In Berrigan's case, the sonnet becomes the vehicle of a sensibility so eclectically learned that the poet in his later years (he died at 48 in 1983) would periodically denounce the work as too literary.
Although we live in a country that is eclectically multicultural, many people have difficulty making room in their lives or in their hearts for that which is utterly different.
Believing that there is some truth in economists' belief in universal laws and some in sociological critiques complaining about the perils of ignoring the uniqueness of individual and cultural behavior, the authors offer this text as a step towards a behavioral economics that eclectically borrows from economics, philosophy, psychology, sociology, and social science in order to better understand the motivations of economic actors.
Many now combine antiques with modern upholstery or fabrics and mix periods eclectically, perhaps juxtaposing a contemporary picture with a 17th century piece of furniture.
Many combine antiques with modern upholstery or fabrics and mix periods, eclectically juxtaposing a contemporary picture with a 17th-century piece of furniture.
Although his class allegiance did not allow him to appreciate the force of popular pieties for the inarticulate Paudeen, Yeats cannot be understood without an appreciation of the power of the pure imagination, eclectically nurtured from various mythical systems and mystical experiments.

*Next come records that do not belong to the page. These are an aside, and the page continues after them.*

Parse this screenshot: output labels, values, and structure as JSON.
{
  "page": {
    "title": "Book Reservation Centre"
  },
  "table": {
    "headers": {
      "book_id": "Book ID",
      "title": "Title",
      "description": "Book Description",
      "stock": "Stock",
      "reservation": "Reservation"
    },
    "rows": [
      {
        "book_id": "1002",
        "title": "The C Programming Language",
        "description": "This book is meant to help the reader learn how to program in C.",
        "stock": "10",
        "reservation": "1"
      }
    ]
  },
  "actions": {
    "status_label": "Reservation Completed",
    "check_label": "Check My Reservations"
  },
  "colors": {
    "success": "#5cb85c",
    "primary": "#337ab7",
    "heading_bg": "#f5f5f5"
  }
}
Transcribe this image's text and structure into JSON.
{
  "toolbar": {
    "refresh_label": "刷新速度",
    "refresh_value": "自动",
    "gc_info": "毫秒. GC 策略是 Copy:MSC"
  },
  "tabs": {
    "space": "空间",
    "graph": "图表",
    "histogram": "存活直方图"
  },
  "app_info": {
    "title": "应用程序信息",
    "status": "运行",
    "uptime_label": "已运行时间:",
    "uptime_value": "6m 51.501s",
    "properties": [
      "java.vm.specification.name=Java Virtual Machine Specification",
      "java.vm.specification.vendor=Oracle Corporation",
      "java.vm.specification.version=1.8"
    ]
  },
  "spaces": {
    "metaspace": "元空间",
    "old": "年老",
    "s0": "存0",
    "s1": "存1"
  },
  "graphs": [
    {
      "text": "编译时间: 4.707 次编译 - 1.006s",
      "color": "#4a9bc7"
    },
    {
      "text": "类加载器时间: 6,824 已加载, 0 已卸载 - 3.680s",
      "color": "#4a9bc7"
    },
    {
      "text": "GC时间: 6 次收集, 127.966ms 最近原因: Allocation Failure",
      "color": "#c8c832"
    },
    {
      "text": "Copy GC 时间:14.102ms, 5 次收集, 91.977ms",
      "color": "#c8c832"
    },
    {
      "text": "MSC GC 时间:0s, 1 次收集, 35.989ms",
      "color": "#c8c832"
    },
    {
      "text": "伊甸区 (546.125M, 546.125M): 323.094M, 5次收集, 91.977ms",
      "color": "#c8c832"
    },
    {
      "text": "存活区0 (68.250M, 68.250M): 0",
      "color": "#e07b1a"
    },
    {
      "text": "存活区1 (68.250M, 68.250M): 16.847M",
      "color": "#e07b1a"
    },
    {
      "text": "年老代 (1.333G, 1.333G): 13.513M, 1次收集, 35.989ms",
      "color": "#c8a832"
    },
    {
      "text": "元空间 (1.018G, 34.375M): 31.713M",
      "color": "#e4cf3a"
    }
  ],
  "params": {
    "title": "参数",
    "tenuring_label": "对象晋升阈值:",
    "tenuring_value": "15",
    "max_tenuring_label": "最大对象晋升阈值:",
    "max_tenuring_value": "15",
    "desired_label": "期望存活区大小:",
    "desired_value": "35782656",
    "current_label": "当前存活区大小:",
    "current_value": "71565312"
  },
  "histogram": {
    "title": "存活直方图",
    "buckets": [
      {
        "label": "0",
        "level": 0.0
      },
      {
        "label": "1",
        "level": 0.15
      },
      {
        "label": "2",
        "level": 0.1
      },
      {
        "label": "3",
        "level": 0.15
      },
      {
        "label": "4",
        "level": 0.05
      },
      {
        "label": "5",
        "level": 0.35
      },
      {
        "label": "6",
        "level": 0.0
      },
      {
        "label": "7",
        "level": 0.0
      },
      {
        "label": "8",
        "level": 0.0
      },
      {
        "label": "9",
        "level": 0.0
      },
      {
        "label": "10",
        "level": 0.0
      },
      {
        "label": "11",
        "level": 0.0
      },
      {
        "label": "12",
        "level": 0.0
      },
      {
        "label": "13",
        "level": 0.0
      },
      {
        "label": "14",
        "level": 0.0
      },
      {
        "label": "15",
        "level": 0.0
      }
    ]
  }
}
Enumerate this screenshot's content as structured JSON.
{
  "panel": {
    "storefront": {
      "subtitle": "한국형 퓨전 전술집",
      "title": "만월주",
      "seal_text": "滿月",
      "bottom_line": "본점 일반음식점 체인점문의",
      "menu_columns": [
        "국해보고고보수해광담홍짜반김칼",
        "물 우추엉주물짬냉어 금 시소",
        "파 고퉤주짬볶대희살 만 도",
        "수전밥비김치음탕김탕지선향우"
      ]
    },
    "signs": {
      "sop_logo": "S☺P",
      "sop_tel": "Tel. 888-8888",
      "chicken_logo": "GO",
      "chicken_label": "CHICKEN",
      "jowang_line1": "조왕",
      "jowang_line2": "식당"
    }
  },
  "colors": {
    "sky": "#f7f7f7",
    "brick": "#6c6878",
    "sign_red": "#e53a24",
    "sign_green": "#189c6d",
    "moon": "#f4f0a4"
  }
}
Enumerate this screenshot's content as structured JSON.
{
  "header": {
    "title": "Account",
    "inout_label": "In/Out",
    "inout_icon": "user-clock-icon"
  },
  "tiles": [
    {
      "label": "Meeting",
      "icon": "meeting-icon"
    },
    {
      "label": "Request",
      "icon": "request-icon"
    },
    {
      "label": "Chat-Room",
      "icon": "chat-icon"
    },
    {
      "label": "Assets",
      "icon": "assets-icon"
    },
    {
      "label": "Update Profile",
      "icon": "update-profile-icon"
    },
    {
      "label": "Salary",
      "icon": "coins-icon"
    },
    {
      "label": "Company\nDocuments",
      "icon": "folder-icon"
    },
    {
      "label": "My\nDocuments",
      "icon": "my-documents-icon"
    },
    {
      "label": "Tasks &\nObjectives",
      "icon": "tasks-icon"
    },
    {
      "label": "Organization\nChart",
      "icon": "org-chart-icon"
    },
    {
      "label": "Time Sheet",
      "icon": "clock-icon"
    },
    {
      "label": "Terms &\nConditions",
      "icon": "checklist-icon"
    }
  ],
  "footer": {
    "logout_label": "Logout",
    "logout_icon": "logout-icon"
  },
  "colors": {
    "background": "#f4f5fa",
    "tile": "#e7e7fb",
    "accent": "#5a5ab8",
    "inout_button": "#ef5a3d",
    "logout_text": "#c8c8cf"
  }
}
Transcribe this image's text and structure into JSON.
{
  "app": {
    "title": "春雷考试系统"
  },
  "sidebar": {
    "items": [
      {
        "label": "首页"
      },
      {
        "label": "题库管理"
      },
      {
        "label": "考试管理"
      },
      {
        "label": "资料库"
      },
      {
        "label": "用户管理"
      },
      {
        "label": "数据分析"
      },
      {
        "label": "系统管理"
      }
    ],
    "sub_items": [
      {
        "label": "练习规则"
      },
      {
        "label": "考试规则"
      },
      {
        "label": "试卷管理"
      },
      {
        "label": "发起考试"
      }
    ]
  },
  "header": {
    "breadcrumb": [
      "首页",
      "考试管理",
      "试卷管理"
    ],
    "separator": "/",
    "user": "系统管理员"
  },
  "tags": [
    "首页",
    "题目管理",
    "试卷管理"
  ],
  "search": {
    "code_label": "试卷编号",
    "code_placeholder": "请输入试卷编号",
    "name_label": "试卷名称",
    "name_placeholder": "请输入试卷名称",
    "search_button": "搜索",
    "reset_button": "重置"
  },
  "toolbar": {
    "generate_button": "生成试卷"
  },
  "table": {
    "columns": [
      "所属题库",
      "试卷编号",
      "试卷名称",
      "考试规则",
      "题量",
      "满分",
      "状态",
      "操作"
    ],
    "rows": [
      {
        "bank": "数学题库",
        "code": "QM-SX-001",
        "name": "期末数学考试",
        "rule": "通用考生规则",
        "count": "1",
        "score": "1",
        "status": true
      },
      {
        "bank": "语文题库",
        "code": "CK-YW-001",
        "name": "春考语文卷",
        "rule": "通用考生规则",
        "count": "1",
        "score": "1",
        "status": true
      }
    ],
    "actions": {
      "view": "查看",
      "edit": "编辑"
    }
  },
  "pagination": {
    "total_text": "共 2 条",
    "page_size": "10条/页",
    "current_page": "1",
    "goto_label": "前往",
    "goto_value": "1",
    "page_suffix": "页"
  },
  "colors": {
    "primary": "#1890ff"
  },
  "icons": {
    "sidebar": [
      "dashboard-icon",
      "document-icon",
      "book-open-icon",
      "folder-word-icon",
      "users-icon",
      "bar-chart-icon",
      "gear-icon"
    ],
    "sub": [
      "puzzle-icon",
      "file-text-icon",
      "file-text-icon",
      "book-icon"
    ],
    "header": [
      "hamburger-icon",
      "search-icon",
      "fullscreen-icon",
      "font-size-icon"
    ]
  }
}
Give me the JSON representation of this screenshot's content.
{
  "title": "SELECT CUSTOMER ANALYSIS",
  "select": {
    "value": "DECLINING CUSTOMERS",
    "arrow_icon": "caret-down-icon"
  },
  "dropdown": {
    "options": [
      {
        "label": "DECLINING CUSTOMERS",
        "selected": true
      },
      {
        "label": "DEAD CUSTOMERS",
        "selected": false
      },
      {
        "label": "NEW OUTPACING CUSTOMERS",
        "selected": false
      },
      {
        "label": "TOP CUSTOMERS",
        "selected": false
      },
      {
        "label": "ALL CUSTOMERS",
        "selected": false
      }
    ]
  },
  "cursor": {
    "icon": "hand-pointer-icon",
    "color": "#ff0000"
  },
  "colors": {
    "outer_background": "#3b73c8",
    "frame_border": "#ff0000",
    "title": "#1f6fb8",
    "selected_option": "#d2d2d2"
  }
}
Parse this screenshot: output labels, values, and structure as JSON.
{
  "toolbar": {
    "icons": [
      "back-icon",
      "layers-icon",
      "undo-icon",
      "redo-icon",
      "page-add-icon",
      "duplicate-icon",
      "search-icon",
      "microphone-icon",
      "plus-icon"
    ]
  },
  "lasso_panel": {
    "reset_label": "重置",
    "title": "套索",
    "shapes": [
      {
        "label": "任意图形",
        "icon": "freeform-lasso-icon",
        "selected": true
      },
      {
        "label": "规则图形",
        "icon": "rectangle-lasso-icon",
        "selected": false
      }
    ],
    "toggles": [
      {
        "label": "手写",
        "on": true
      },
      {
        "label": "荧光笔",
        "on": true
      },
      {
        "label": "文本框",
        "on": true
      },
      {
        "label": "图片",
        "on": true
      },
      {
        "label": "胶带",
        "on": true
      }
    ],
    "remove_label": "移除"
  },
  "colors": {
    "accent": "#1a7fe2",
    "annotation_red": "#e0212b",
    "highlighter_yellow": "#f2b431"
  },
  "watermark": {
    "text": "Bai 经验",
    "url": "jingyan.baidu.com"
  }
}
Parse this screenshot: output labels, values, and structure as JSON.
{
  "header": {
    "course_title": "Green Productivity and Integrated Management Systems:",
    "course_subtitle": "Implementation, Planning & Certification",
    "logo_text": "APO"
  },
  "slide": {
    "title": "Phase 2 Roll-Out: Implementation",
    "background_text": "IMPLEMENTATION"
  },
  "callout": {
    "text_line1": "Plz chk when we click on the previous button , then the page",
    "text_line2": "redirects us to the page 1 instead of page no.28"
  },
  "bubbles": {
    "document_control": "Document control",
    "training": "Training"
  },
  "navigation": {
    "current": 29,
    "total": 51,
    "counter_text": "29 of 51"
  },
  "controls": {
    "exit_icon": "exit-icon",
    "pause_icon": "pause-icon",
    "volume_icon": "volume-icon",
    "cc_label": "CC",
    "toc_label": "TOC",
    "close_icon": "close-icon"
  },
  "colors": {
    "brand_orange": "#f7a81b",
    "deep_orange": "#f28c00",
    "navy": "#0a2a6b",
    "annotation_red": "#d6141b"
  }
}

It could be, indeed, that it is only in this supposedly post-theoretical moment when criticism can draw eclectically on many different informing ideas and standpoints that we are in a position to catch up with Ni Chuilleanain's work.
one of those riddling and ceremonious subordinate clauses faking nostalgia for pastoral, the words in it could be bent reed, on fire, Pot Rice, or, materialistically a diisocyanate is reacted with a diol a word with you sit spitroasted eclectically by 17.